Since I wrote this profile a few years ago, some things about Bullhorn have changed. While I mentioned that he gets no respect in online collecting circles, that is no longer the case. Bullhorn is now more highly regarded as a figure and is considered an important part of many people's collections. This has greatly affected his availability as complete Bullhorns now command a bit higher price that I originally indicated. My guess is that this is mostly due to the fact that the crowd who grew up with Joe in the late '80's and early 90's has now come of collecting age. In the last 5 years, the collecting conscience has stayed, relatively, the same age. This has allowed different stages of the line to have their time in the sun. The original 13 Joes are now somewhat by the wayside and aren't, usually, held as the pinnacle of Joe's success as they once were. While those figures have historical significance, you now see more collectors who hold affinities for later years of the original line. This is nice as it keeps the overall collecting perspective fresh, but is also frustrating as some previously cheap figures like Bullhorn suddenly become popular and a bit more pricey.

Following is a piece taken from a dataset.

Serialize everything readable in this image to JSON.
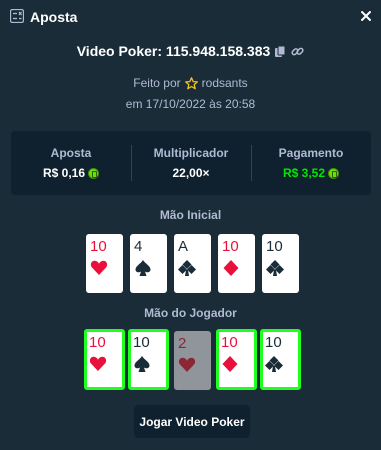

As this site has now been online for over 4 years, I've had occasion to chronicle some of the changes in the collecting world. That's why I'm going back to some of these older profiles as info that was correct when I wrote them has now changed. It's been fun for me to see the evolution of the collecting experience. Hopefully, you feel the same.
The Bullhorn mold made a surprise return in 2008 as a convention exclusive figure. However, the trademark gas mask was missing. Still, it was nice to see the figure return. But, once again, his late appearance showed how many molds Hasbro really did have access to. I can only imagine a Bullhorn figure appearing in the Anti-Venom or Night Force sets. Those could easily have been figures for the ages. It is a testament to the wasted potential that the Joe line from 2002 - 2006 really was. Maybe, someday, we will see someone who has a bit of respect for the vintage toys try another line and they will do it right. We can only hope at this point.